Question: Have you ever felt annoyed at a restaurant when your bill arrived with a mandated tip, thus removing your (monetary) ability to comment on the service? If so, that’s about how governments act vis-à-vis travel costs for Canadians when governments prevent full competition that would reduce prices.
For example, consider a trip the average Canadian family might take this holiday season.
After getting your kids out of bed early one morning, the taxi that your family takes to the airport is pricey. That’s because cities across Canada limit the number of cabs that can operate.
That’s great for taxi companies, which have a licence to print money. But it’s not good for travellers who must pay inflated cab fares. Nor, for that matter, is it positive for immigrant workers who see only a small chunk of the fare, in part because their employment and entrepreneurial options are held hostage to the quasi-monopolistic companies that exist courtesy of city governments.
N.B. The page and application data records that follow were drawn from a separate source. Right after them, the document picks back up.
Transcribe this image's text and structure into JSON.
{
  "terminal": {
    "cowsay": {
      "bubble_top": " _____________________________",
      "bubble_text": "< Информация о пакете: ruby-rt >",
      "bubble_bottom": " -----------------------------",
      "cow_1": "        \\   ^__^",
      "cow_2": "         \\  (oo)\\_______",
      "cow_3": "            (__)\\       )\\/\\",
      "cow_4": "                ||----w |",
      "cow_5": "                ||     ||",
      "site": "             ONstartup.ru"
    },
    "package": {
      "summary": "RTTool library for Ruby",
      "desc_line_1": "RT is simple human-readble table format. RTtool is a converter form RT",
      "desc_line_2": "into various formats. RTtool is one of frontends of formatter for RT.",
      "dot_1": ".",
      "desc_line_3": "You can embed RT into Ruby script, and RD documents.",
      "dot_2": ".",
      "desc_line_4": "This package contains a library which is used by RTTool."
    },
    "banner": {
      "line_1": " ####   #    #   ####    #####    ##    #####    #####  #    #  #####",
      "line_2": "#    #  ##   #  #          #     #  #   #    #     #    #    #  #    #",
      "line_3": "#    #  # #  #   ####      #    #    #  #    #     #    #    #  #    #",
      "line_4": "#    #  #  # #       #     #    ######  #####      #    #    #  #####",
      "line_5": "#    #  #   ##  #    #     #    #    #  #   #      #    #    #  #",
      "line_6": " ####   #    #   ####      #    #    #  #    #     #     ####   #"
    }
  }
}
The Canadian approach is in contrast to the trend noted in a 2007 OECD report whereby increasing numbers of OECD countries have removed or loosened supply restrictions on taxis. The OECD noted such reforms have been strongly positive with the benefits including “reduced waiting times, increased consumer satisfaction and, in many cases, falling prices.”
That is only one example of how consumers face higher travel costs due to government policy. It hardly ends there.
When a family arrives at the airport, the plane tickets they will use were costly to buy courtesy of how the federal government favours so-called domestic airlines, a policy that restricts competition and boosts the cost of air travel.
In Canada, due to government policy, “foreign” airlines cannot pick up and drop off passengers solely within Canada. (Only domestic airlines can do that.)
For example, some French carrier can pick up passengers in Vancouver and Toronto and fly them on to Paris. What that carrier cannot do is pick up a passenger in Vancouver and drop her off in Toronto. If the French airline could, it would add extra competition on that route and also lower prices.
The Canadian restriction is in distinct contrast to the practice in Europe, where the European Union first opened up its air travel market to competition in 1992, with full liberalization as of 1997. Ever since, carriers can pick up and drop off passengers anywhere, regardless of the airline’s home country. French carriers are not restricted to just France nor German carriers to just Germany and so forth.
The result is that “Prices have fallen dramatically, in particular on the most popular routes,” notes the European Commission-Mobility and Transport, the agency tasked with overseeing transportation in the European Union.
Lower prices are only part of the benefit. In Europe, even less-popular routes, the ones between smaller cities, benefit from the EU’s open-skies policy. Between 1992 and 2009, the number of cities served with more than two competitors increased by 310 per cent.
“European policy has profoundly transformed the air transport industry” brags the European Commission: “Consumers, airlines, airports and employees have all benefited, as this policy has led to more activity, new routes and airports, greater choice, low prices and an increased overall quality of service.”
Beyond the taxi and airline markets, consider one last restrictive government policy in Canada that will affect your vacation: restrictions on the value of goods that you can bring back into Canada before you must pay taxes and duties.
Back in June, the federal government upped, finally, the value of goods Canadians can bring back into Canada. The upper limit is now $800 worth of goods after seven days outside the country.
That was positive for consumers. However, that exemption still doesn’t apply to beer, wine and spirits. After all, Ottawa and the provinces still want their pound of duty and tax “flesh.”
Returning travellers can only bring back two bottles of wine, or 24 cans of beer, or one bottle of the hard stuff. Depending on your tastes and budget, that means you might import perhaps $10 or $50 worth of such beverages. Bring back more than the allowed volume and you’ll be dinged at the border with some Grinch-like provincial and federal taxes (and more minor duties).
That restriction, no doubt, is to protect government liquor stores in many provinces and provincial government revenues in general.
But along with municipal restrictions on the number of taxis, and federal anti-competition policy on airlines, it’s just another way Canadian governments make our holidays more expensive.
Mark Milke is a senior fellow with the Fraser Institute.